“Yeeeeeeep!!!! Finally we have major single seat racing winner in Japan!!!!” he wrote in English on his Facebook page after Takuma Sato brought it home at the Brickyard.

White flag

— Although the second half of the NASCAR season hasn’t officially arrived, the week after the big Memorial Day Weekend of auto racing always seems like a reset of sorts, a time to check the standings, etc. Here’s how Las Vegas drivers are faring in stock car racing’s top divisions heading into this week’s racing in Dover, Delaware: Kyle Busch, fifth in the Cup Series; Kurt Busch, 14th in Cup; Brendan Gaughan, 16th in the Xfinity Series; Spencer Gallagher, 18th in Xfinity; Noah Gragson, 13th in Trucks.

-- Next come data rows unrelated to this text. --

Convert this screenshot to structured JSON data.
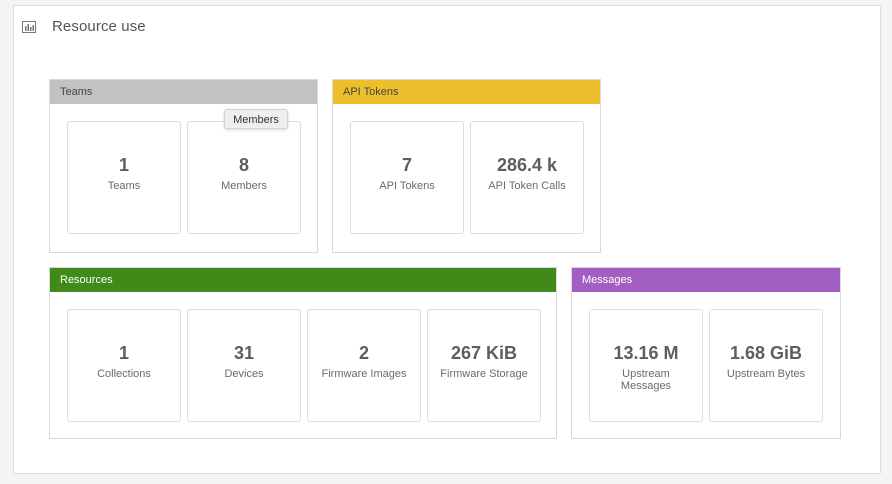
{
  "panel": {
    "title": "Resource use",
    "icon": "bar-chart-icon"
  },
  "tooltip": {
    "text": "Members"
  },
  "groups": {
    "teams": {
      "title": "Teams",
      "color": "#c2c2c2",
      "text_color": "#444444",
      "cards": [
        {
          "value": "1",
          "label": "Teams"
        },
        {
          "value": "8",
          "label": "Members"
        }
      ]
    },
    "api_tokens": {
      "title": "API Tokens",
      "color": "#eebf2c",
      "text_color": "#444444",
      "cards": [
        {
          "value": "7",
          "label": "API Tokens"
        },
        {
          "value": "286.4 k",
          "label": "API Token Calls"
        }
      ]
    },
    "resources": {
      "title": "Resources",
      "color": "#3f8a18",
      "text_color": "#ffffff",
      "cards": [
        {
          "value": "1",
          "label": "Collections"
        },
        {
          "value": "31",
          "label": "Devices"
        },
        {
          "value": "2",
          "label": "Firmware Images"
        },
        {
          "value": "267 KiB",
          "label": "Firmware Storage"
        }
      ]
    },
    "messages": {
      "title": "Messages",
      "color": "#a25ec1",
      "text_color": "#ffffff",
      "cards": [
        {
          "value": "13.16 M",
          "label": "Upstream Messages"
        },
        {
          "value": "1.68 GiB",
          "label": "Upstream Bytes"
        }
      ]
    }
  }
}
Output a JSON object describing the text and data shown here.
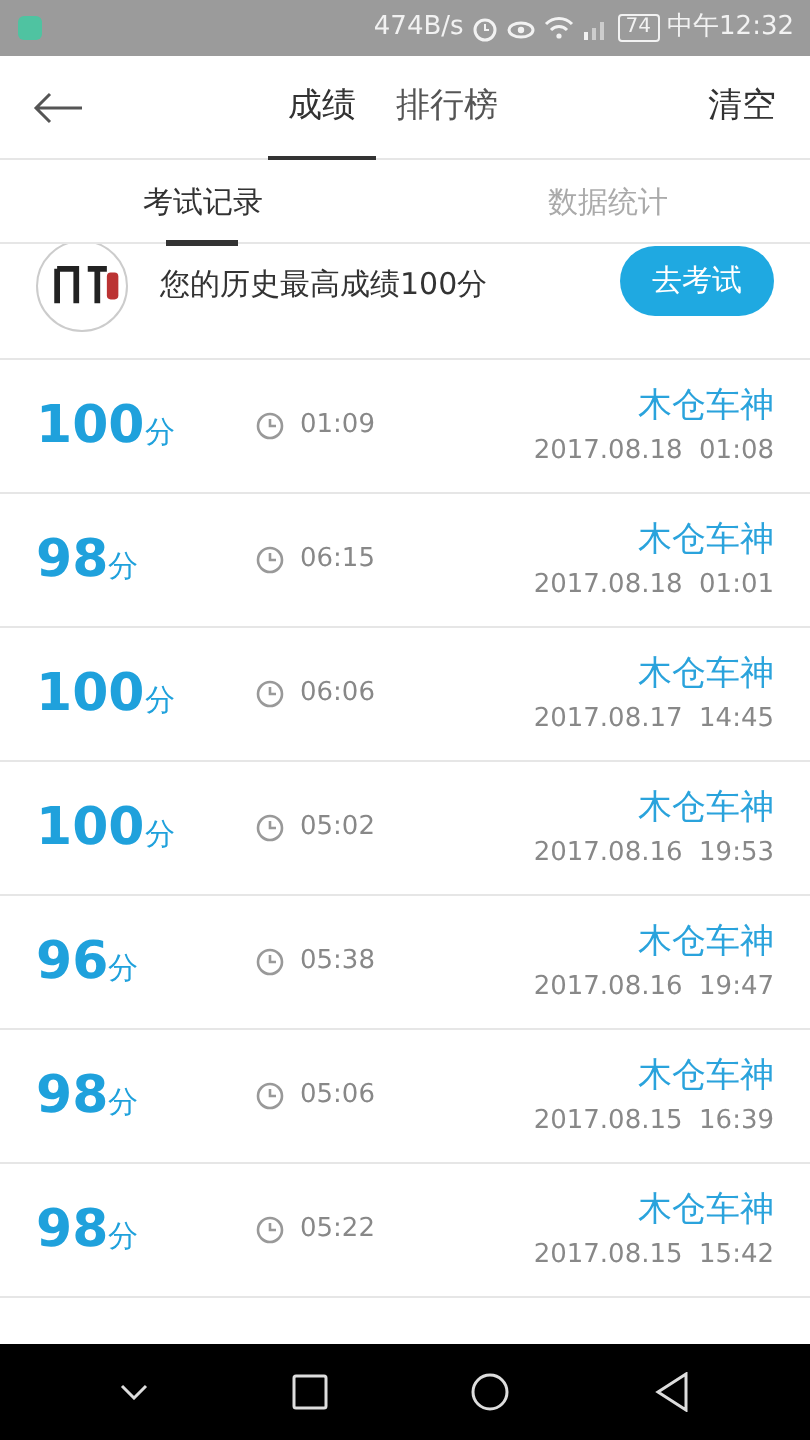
{
  "status_bar": {
    "speed": "474B/s",
    "battery": "74",
    "time": "中午12:32"
  },
  "header": {
    "tabs": [
      {
        "label": "成绩",
        "selected": true
      },
      {
        "label": "排行榜",
        "selected": false
      }
    ],
    "action": "清空"
  },
  "sub_tabs": [
    {
      "label": "考试记录",
      "selected": true
    },
    {
      "label": "数据统计",
      "selected": false
    }
  ],
  "banner": {
    "text": "您的历史最高成绩100分",
    "button": "去考试"
  },
  "records": [
    {
      "score": "100",
      "unit": "分",
      "duration": "01:09",
      "name": "木仓车神",
      "date": "2017.08.18  01:08"
    },
    {
      "score": "98",
      "unit": "分",
      "duration": "06:15",
      "name": "木仓车神",
      "date": "2017.08.18  01:01"
    },
    {
      "score": "100",
      "unit": "分",
      "duration": "06:06",
      "name": "木仓车神",
      "date": "2017.08.17  14:45"
    },
    {
      "score": "100",
      "unit": "分",
      "duration": "05:02",
      "name": "木仓车神",
      "date": "2017.08.16  19:53"
    },
    {
      "score": "96",
      "unit": "分",
      "duration": "05:38",
      "name": "木仓车神",
      "date": "2017.08.16  19:47"
    },
    {
      "score": "98",
      "unit": "分",
      "duration": "05:06",
      "name": "木仓车神",
      "date": "2017.08.15  16:39"
    },
    {
      "score": "98",
      "unit": "分",
      "duration": "05:22",
      "name": "木仓车神",
      "date": "2017.08.15  15:42"
    }
  ]
}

— Racing resumes at the Las Vegas Motor Speedway Bullring at 7 p.m. Saturday with the annual running of the Chris Trickle Classic. The event is named for the former Bullring champion who appeared headed for NASCAR’s major leagues before he died in 1998 as a result of a highway shooting.

Contact Ron Kantowski at rkantowski@reviewjournal.com or 702-383-0352. Follow @ronkantowski on Twitter.

section-ads_high_impact_4
TOP NEWS
News Headlines
pos-2 — ads_infeed_1
post-4 — ads_infeed_2
Local Spotlight
Events
Home Front Page Footer Listing
Circular
You May Like

You May Like